TASK DESCRIPTION> Among the lines below, how many have the word "kind"? The reply is that number alone.

RECORDS SUPPLIED>
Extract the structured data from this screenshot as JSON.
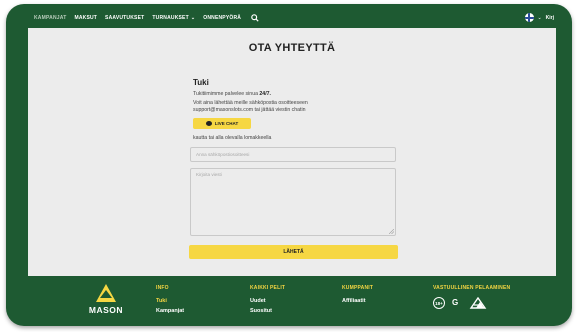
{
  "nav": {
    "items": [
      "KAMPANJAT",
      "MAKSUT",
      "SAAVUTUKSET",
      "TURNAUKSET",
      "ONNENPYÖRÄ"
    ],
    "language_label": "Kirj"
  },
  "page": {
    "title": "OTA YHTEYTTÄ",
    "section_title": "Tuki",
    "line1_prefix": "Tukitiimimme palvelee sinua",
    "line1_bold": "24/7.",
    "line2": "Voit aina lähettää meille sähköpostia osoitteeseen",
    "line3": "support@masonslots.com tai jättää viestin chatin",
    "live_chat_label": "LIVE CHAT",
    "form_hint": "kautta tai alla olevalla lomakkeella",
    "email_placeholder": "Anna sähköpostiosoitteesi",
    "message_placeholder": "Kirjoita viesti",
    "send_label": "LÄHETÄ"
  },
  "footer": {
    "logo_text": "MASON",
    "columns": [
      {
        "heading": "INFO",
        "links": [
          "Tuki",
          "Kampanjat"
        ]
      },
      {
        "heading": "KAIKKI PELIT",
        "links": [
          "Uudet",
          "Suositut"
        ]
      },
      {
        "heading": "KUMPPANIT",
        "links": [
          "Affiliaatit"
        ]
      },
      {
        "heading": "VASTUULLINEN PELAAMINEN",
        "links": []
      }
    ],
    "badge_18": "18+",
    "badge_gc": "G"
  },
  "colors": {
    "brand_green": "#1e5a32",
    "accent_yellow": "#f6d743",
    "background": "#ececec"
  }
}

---

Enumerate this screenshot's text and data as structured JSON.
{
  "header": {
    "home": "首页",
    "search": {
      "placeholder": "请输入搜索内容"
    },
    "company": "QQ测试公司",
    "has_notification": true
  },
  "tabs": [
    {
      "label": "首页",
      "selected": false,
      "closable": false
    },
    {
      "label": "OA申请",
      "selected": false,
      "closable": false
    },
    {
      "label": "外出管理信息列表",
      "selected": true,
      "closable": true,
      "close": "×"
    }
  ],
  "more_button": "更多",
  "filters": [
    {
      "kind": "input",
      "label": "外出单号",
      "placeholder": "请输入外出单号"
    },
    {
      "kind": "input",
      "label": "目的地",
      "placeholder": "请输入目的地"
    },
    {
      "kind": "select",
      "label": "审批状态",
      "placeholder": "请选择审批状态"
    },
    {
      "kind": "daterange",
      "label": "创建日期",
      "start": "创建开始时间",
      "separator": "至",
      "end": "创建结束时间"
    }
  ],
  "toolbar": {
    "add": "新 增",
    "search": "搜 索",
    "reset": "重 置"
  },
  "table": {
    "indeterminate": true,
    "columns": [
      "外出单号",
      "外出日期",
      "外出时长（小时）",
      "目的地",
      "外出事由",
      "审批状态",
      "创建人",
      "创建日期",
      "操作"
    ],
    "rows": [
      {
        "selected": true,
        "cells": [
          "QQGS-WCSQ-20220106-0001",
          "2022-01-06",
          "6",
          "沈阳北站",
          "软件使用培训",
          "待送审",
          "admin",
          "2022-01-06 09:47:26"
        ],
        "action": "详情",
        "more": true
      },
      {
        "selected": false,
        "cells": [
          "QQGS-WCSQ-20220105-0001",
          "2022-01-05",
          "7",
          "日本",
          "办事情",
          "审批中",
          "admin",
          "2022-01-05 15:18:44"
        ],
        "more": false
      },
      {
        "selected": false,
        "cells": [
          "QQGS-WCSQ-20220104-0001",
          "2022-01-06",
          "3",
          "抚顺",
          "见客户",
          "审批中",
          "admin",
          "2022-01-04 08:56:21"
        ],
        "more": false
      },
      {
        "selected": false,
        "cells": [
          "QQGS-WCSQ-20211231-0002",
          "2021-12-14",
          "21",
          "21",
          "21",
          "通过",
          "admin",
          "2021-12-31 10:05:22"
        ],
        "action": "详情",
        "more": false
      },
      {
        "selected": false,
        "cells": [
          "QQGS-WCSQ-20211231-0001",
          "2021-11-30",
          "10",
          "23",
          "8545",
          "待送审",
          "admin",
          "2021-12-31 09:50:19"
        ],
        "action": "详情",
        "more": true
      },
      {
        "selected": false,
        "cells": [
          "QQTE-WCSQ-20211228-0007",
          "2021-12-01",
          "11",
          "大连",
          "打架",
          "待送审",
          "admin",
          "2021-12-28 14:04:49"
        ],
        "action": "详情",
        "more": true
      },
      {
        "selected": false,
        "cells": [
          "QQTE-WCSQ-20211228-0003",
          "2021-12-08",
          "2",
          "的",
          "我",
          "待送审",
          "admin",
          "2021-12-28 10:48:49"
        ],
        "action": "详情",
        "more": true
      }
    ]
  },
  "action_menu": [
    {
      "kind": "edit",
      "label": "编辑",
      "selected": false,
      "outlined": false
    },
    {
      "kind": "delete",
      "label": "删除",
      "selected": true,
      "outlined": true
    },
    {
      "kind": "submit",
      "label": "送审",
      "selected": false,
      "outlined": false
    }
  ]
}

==

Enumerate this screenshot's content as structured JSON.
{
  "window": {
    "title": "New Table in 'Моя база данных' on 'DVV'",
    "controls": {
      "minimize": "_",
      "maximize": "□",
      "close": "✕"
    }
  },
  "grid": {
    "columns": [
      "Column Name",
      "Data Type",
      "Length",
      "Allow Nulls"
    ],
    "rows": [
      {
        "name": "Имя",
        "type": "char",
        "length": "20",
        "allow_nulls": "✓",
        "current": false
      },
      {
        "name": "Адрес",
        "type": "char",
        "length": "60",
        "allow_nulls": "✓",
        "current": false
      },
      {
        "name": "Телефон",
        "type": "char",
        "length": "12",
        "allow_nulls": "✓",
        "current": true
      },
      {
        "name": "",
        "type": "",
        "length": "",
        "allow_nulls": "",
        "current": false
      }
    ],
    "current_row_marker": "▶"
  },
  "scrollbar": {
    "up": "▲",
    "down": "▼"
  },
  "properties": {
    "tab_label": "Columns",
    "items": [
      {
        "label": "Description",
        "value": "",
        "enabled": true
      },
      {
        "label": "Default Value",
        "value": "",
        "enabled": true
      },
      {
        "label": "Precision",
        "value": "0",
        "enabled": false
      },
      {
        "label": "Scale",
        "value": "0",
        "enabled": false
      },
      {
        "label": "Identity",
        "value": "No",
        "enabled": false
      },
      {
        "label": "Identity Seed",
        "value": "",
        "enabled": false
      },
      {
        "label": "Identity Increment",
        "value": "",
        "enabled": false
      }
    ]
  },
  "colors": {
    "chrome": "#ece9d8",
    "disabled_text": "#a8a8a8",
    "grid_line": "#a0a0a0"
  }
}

THE ANSWER> 7